In a study conducted by the Department of Energy in March 2016, it was apparent Connecticut's CHP capacity has room to grow. Connecticut has 1,323 MW of CHP potential at over 3,000 sites. Most of this potential (~800 MW) is in the commercial sector including office buildings, colleges/universities, government buildings, multifamily buildings, and hospitals. 415 MW of potential exists in the industrial sector, and the study identified over 100 MW of district energy potential.

A current list of CHP units in Connecticut is available through this ICF International Database.



State Agencies:

Connecticut DEEP

Major Utilities:

There are two major Investor Owned Utilities (IOU's) currently operating in Connecticut: Eversource Energy (operating through its subsidiary Connecticut Light & Power) and the United Illuminating Company.

Policy, Programs & Incentives:

Connecticut has a number of programs and incentives designed to promote and support new and existing CHP projects. Connecticut's CT Clean Energy Fund continues to fund renewable projects, including CHP. The fund is controlled by the CT Green Bank, which is authorized to invest in CHP projects and other renewable or efficiency projects.[1] According to its annual report, the CT Green Bank had invested $95,129,679 total into various renewable or efficiency projects in 2015.[2] One particular program funded through the CT Green Bank is the C-PACE program. From its website, the "Commercial Property Assessed Clean Energy (C-PACE) is an innovative program that is helping commercial, industrial and multi-family property owners access affordable, long-term financing for smart energy upgrades to their buildings."[3] CHP end-users and developers can apply directly on their website.
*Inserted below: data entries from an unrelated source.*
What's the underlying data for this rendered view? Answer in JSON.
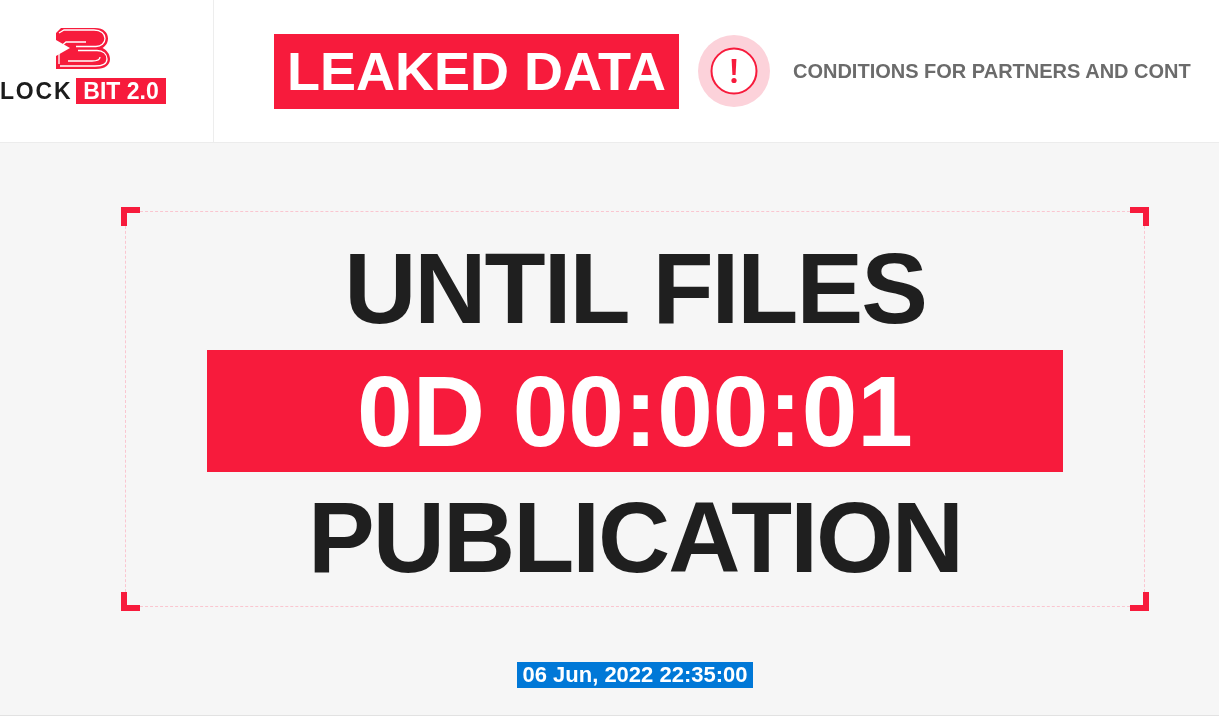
{
  "header": {
    "logo": {
      "word": "LOCK",
      "tag": "BIT 2.0"
    },
    "leaked_data_button": "LEAKED DATA",
    "conditions_link": "CONDITIONS FOR PARTNERS AND CONT"
  },
  "countdown": {
    "title_top": "UNTIL FILES",
    "timer": "0D 00:00:01",
    "title_bottom": "PUBLICATION"
  },
  "publish_date": {
    "text": "06 Jun, 2022 22:35:00",
    "highlighted": true
  }
}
The Connecticut Department of Energy and Environmental Protection (DEEP) developed a permit-by-rule (PBR) which expedites permit processing time that would otherwise take about six months. DEEP also released a draft Integrated Resource Plan in 2012. The plan proposed to offer incentives of up to $450/ kWh for up to 160 MW of new CHP capacity in the state. The incentives will decline over time, however.[4] In addition, a Microgrid Grant and Loan Pilot Program was established to support local distributed energy generation at critical facilities in the state. The program considers applications requesting financial support for the development of microgrids that are powered by CHP and other renewable energy sources. "The state also passed legislation in 2016 to expand the DEEP microgrid program funding for additional types of costs associated with microgrids. Grants and loans can now be used to cover costs associated with distributed generation infrastructure." [5]



[2] Connecticut-Green-Bank-2015-CAFR,


[4] Combined Heat and Power (CHP) as a Compliance Option under the Clean Power Plan: A Template and

Policy Options for State Regulators — April 2016